__Activity__
Copy every line of the data that contains the string "meta".

__Data for processing__
******************************

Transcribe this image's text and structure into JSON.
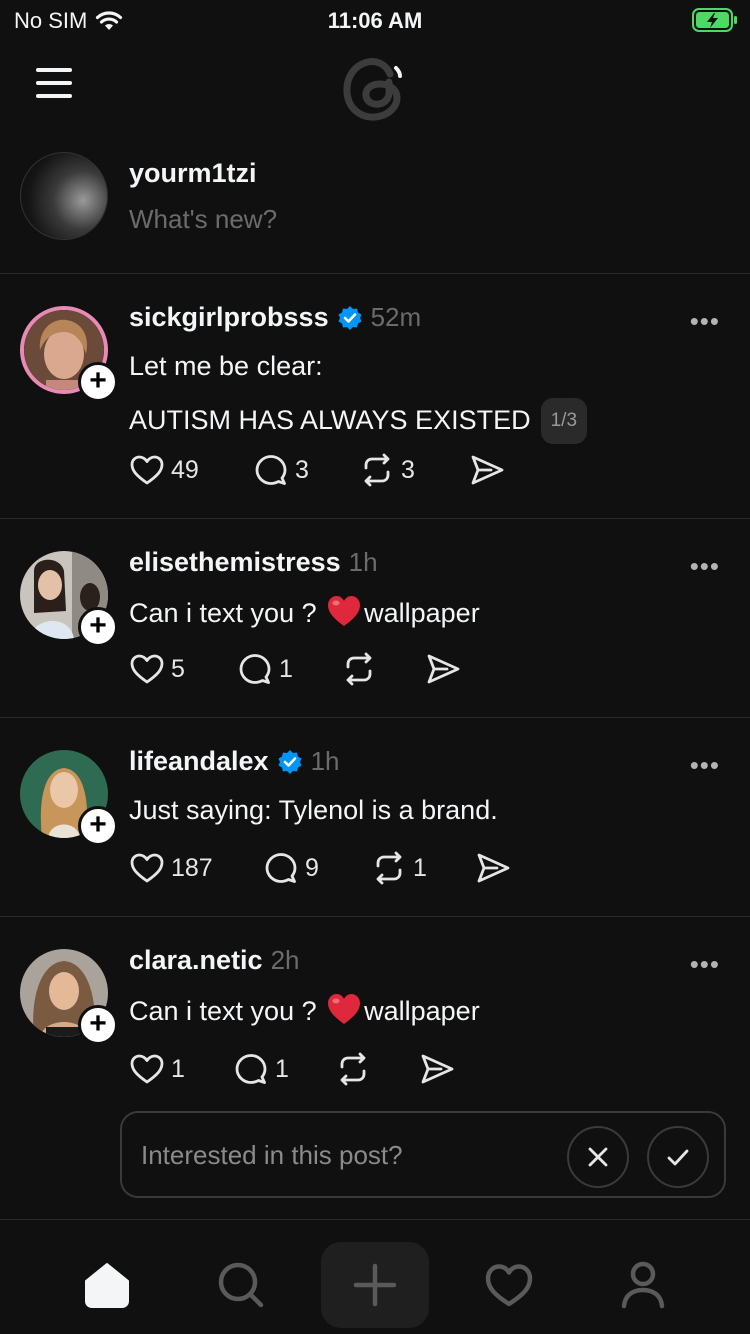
{
  "status_bar": {
    "carrier": "No SIM",
    "time": "11:06 AM"
  },
  "composer": {
    "username": "yourm1tzi",
    "placeholder": "What's new?"
  },
  "posts": [
    {
      "username": "sickgirlprobsss",
      "verified": true,
      "time": "52m",
      "lines": [
        "Let me be clear:",
        "AUTISM HAS ALWAYS EXISTED"
      ],
      "thread_counter": "1/3",
      "likes": "49",
      "replies": "3",
      "reposts": "3"
    },
    {
      "username": "elisethemistress",
      "verified": false,
      "time": "1h",
      "text_before": "Can i text you ?",
      "text_after": "wallpaper",
      "likes": "5",
      "replies": "1",
      "reposts": ""
    },
    {
      "username": "lifeandalex",
      "verified": true,
      "time": "1h",
      "text": "Just saying: Tylenol is a brand.",
      "likes": "187",
      "replies": "9",
      "reposts": "1"
    },
    {
      "username": "clara.netic",
      "verified": false,
      "time": "2h",
      "text_before": "Can i text you ?",
      "text_after": "wallpaper",
      "likes": "1",
      "replies": "1",
      "reposts": ""
    }
  ],
  "interest_prompt": {
    "text": "Interested in this post?"
  },
  "tabs": [
    "home-icon",
    "search-icon",
    "compose-icon",
    "activity-icon",
    "profile-icon"
  ],
  "colors": {
    "background": "#101010",
    "text": "#f3f5f7",
    "muted": "#6b6b6b",
    "verified": "#0095f6",
    "battery": "#4cd964",
    "heart_emoji": "#e0283c"
  }
}
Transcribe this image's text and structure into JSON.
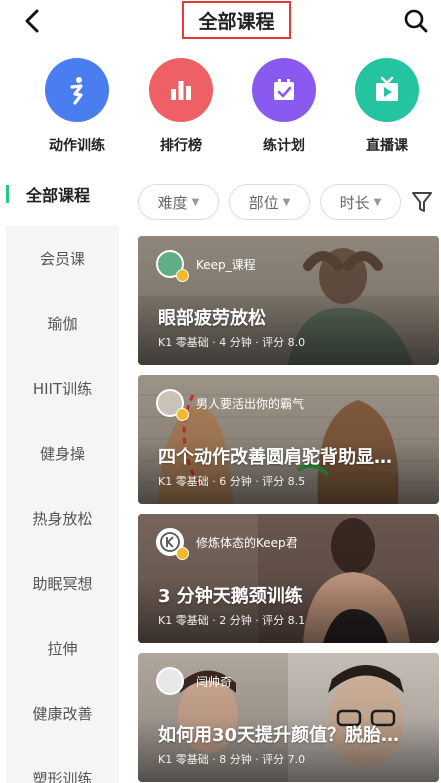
{
  "header": {
    "title": "全部课程",
    "back_icon": "back-arrow-icon",
    "search_icon": "search-icon",
    "highlight_color": "#e53935"
  },
  "quick_categories": [
    {
      "label": "动作训练",
      "icon": "runner-icon",
      "color": "#4a7ef0"
    },
    {
      "label": "排行榜",
      "icon": "bar-chart-icon",
      "color": "#ef5f66"
    },
    {
      "label": "练计划",
      "icon": "calendar-check-icon",
      "color": "#8a5af0"
    },
    {
      "label": "直播课",
      "icon": "tv-icon",
      "color": "#24c4a0"
    }
  ],
  "sidebar": {
    "active": "全部课程",
    "accent_color": "#24c789",
    "items": [
      {
        "label": "会员课"
      },
      {
        "label": "瑜伽"
      },
      {
        "label": "HIIT训练"
      },
      {
        "label": "健身操"
      },
      {
        "label": "热身放松"
      },
      {
        "label": "助眠冥想"
      },
      {
        "label": "拉伸"
      },
      {
        "label": "健康改善"
      },
      {
        "label": "塑形训练"
      }
    ]
  },
  "filters": [
    {
      "label": "难度"
    },
    {
      "label": "部位"
    },
    {
      "label": "时长"
    }
  ],
  "filter_icon": "funnel-icon",
  "courses": [
    {
      "author": "Keep_课程",
      "title": "眼部疲劳放松",
      "meta": "K1 零基础 · 4 分钟 · 评分 8.0",
      "bg": "#8a8176"
    },
    {
      "author": "男人要活出你的霸气",
      "title": "四个动作改善圆肩驼背助显…",
      "meta": "K1 零基础 · 6 分钟 · 评分 8.5",
      "bg": "#9c9589"
    },
    {
      "author": "修炼体态的Keep君",
      "title": "3 分钟天鹅颈训练",
      "meta": "K1 零基础 · 2 分钟 · 评分 8.1",
      "bg": "#6f5b52"
    },
    {
      "author": "闫帅奇",
      "title": "如何用30天提升颜值？脱胎…",
      "meta": "K1 零基础 · 8 分钟 · 评分 7.0",
      "bg": "#b8aea4"
    }
  ]
}
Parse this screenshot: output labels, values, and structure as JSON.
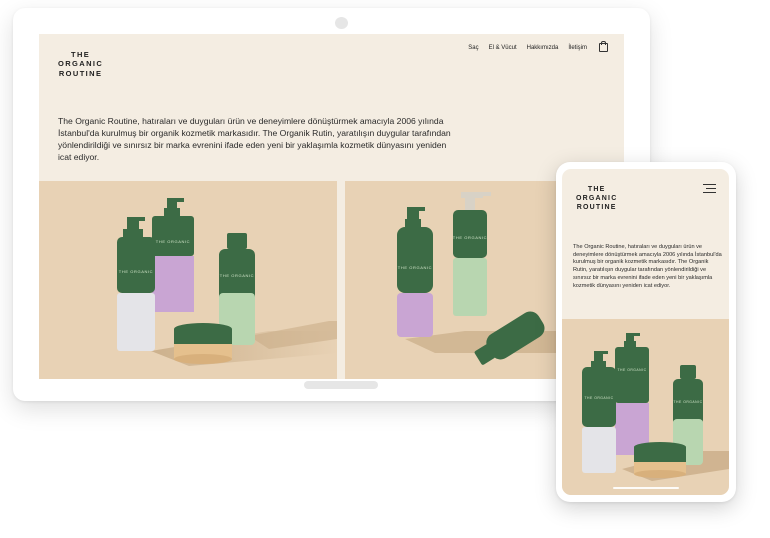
{
  "brand": {
    "logo_lines": [
      "THE",
      "ORGANIC",
      "ROUTINE"
    ]
  },
  "desktop": {
    "nav": [
      {
        "label": "Saç"
      },
      {
        "label": "El & Vücut"
      },
      {
        "label": "Hakkımızda"
      },
      {
        "label": "İletişim"
      }
    ],
    "cart_icon": "shopping-bag-icon",
    "intro": "The Organic Routine, hatıraları ve duyguları ürün ve deneyimlere dönüştürmek amacıyla 2006 yılında İstanbul'da kurulmuş bir organik kozmetik markasıdır. The Organik Rutin, yaratılışın duygular tarafından yönlendirildiği ve sınırsız bir marka evrenini ifade eden yeni bir yaklaşımla kozmetik dünyasını yeniden icat ediyor."
  },
  "mobile": {
    "menu_icon": "hamburger-menu-icon",
    "intro": "The Organic Routine, hatıraları ve duyguları ürün ve deneyimlere dönüştürmek amacıyla 2006 yılında İstanbul'da kurulmuş bir organik kozmetik markasıdır. The Organik Rutin, yaratılışın duygular tarafından yönlendirildiği ve sınırsız bir marka evrenini ifade eden yeni bir yaklaşımla kozmetik dünyasını yeniden icat ediyor."
  },
  "colors": {
    "page_bg": "#f4ede2",
    "photo_bg": "#e8d2b5",
    "bottle_green": "#3c6b45",
    "label_grey": "#e4e4e8",
    "label_lilac": "#c9a5d3",
    "label_mint": "#b8d6b0",
    "jar_band": "#e5c08d"
  }
}
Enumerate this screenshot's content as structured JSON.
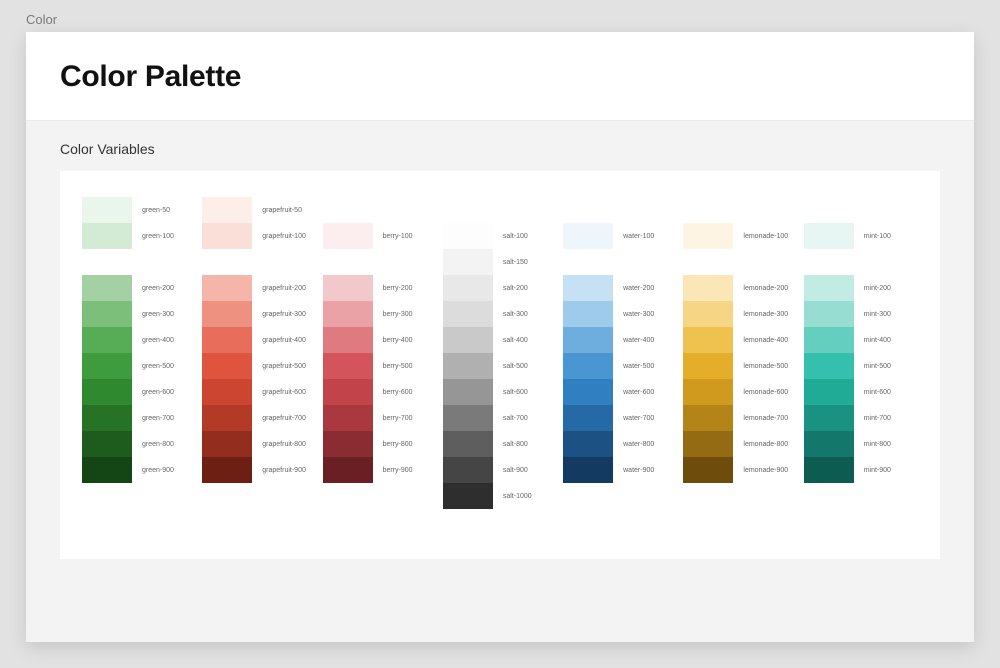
{
  "breadcrumb": "Color",
  "page_title": "Color Palette",
  "section_title": "Color Variables",
  "families": [
    {
      "name": "green",
      "swatches": [
        {
          "step": "50",
          "hex": "#eaf5ec"
        },
        {
          "step": "100",
          "hex": "#d3ead4"
        },
        {
          "step": "spacer"
        },
        {
          "step": "200",
          "hex": "#a3d1a3"
        },
        {
          "step": "300",
          "hex": "#7cbf7a"
        },
        {
          "step": "400",
          "hex": "#56ad55"
        },
        {
          "step": "500",
          "hex": "#3e9b3e"
        },
        {
          "step": "600",
          "hex": "#2f8a2f"
        },
        {
          "step": "700",
          "hex": "#267326"
        },
        {
          "step": "800",
          "hex": "#1d5c1d"
        },
        {
          "step": "900",
          "hex": "#144514"
        }
      ]
    },
    {
      "name": "grapefruit",
      "swatches": [
        {
          "step": "50",
          "hex": "#fdeeea"
        },
        {
          "step": "100",
          "hex": "#fadfd8"
        },
        {
          "step": "spacer"
        },
        {
          "step": "200",
          "hex": "#f5b5a8"
        },
        {
          "step": "300",
          "hex": "#ef9181"
        },
        {
          "step": "400",
          "hex": "#e86e5b"
        },
        {
          "step": "500",
          "hex": "#df543e"
        },
        {
          "step": "600",
          "hex": "#cb4530"
        },
        {
          "step": "700",
          "hex": "#b33a27"
        },
        {
          "step": "800",
          "hex": "#932d1d"
        },
        {
          "step": "900",
          "hex": "#6e1f13"
        }
      ]
    },
    {
      "name": "berry",
      "swatches": [
        {
          "step": "blank"
        },
        {
          "step": "100",
          "hex": "#fceeef"
        },
        {
          "step": "spacer"
        },
        {
          "step": "200",
          "hex": "#f3c8cb"
        },
        {
          "step": "300",
          "hex": "#eaa2a7"
        },
        {
          "step": "400",
          "hex": "#df7a80"
        },
        {
          "step": "500",
          "hex": "#d4545b"
        },
        {
          "step": "600",
          "hex": "#c2434a"
        },
        {
          "step": "700",
          "hex": "#a9383f"
        },
        {
          "step": "800",
          "hex": "#8b2c32"
        },
        {
          "step": "900",
          "hex": "#6a1f25"
        }
      ]
    },
    {
      "name": "salt",
      "swatches": [
        {
          "step": "blank"
        },
        {
          "step": "100",
          "hex": "#fdfdfd"
        },
        {
          "step": "150",
          "hex": "#f3f3f3"
        },
        {
          "step": "200",
          "hex": "#e8e8e8"
        },
        {
          "step": "300",
          "hex": "#dcdcdc"
        },
        {
          "step": "400",
          "hex": "#c9c9c9"
        },
        {
          "step": "500",
          "hex": "#b0b0b0"
        },
        {
          "step": "600",
          "hex": "#969696"
        },
        {
          "step": "700",
          "hex": "#7a7a7a"
        },
        {
          "step": "800",
          "hex": "#5e5e5e"
        },
        {
          "step": "900",
          "hex": "#454545"
        },
        {
          "step": "1000",
          "hex": "#2e2e2e"
        }
      ]
    },
    {
      "name": "water",
      "swatches": [
        {
          "step": "blank"
        },
        {
          "step": "100",
          "hex": "#eef6fc"
        },
        {
          "step": "spacer"
        },
        {
          "step": "200",
          "hex": "#c6e1f4"
        },
        {
          "step": "300",
          "hex": "#9ecaec"
        },
        {
          "step": "400",
          "hex": "#6daedf"
        },
        {
          "step": "500",
          "hex": "#4a96d3"
        },
        {
          "step": "600",
          "hex": "#2f7fc1"
        },
        {
          "step": "700",
          "hex": "#2569a6"
        },
        {
          "step": "800",
          "hex": "#1c5183"
        },
        {
          "step": "900",
          "hex": "#133a61"
        }
      ]
    },
    {
      "name": "lemonade",
      "swatches": [
        {
          "step": "blank"
        },
        {
          "step": "100",
          "hex": "#fdf4e2"
        },
        {
          "step": "spacer"
        },
        {
          "step": "200",
          "hex": "#fbe6b8"
        },
        {
          "step": "300",
          "hex": "#f6d584"
        },
        {
          "step": "400",
          "hex": "#efc24f"
        },
        {
          "step": "500",
          "hex": "#e4ae2a"
        },
        {
          "step": "600",
          "hex": "#cf9a1e"
        },
        {
          "step": "700",
          "hex": "#b58418"
        },
        {
          "step": "800",
          "hex": "#946a12"
        },
        {
          "step": "900",
          "hex": "#6e4d0c"
        }
      ]
    },
    {
      "name": "mint",
      "swatches": [
        {
          "step": "blank"
        },
        {
          "step": "100",
          "hex": "#e8f6f3"
        },
        {
          "step": "spacer"
        },
        {
          "step": "200",
          "hex": "#c2ebe3"
        },
        {
          "step": "300",
          "hex": "#97ddd1"
        },
        {
          "step": "400",
          "hex": "#64cfbf"
        },
        {
          "step": "500",
          "hex": "#34c0ac"
        },
        {
          "step": "600",
          "hex": "#20ab97"
        },
        {
          "step": "700",
          "hex": "#199282"
        },
        {
          "step": "800",
          "hex": "#13786b"
        },
        {
          "step": "900",
          "hex": "#0d5c52"
        }
      ]
    }
  ]
}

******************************

__Answer to this exercise__
      "meta": "K1 零基础 · 4 分钟 · 评分 8.0",
      "meta": "K1 零基础 · 6 分钟 · 评分 8.5",
      "meta": "K1 零基础 · 2 分钟 · 评分 8.1",
      "meta": "K1 零基础 · 8 分钟 · 评分 7.0",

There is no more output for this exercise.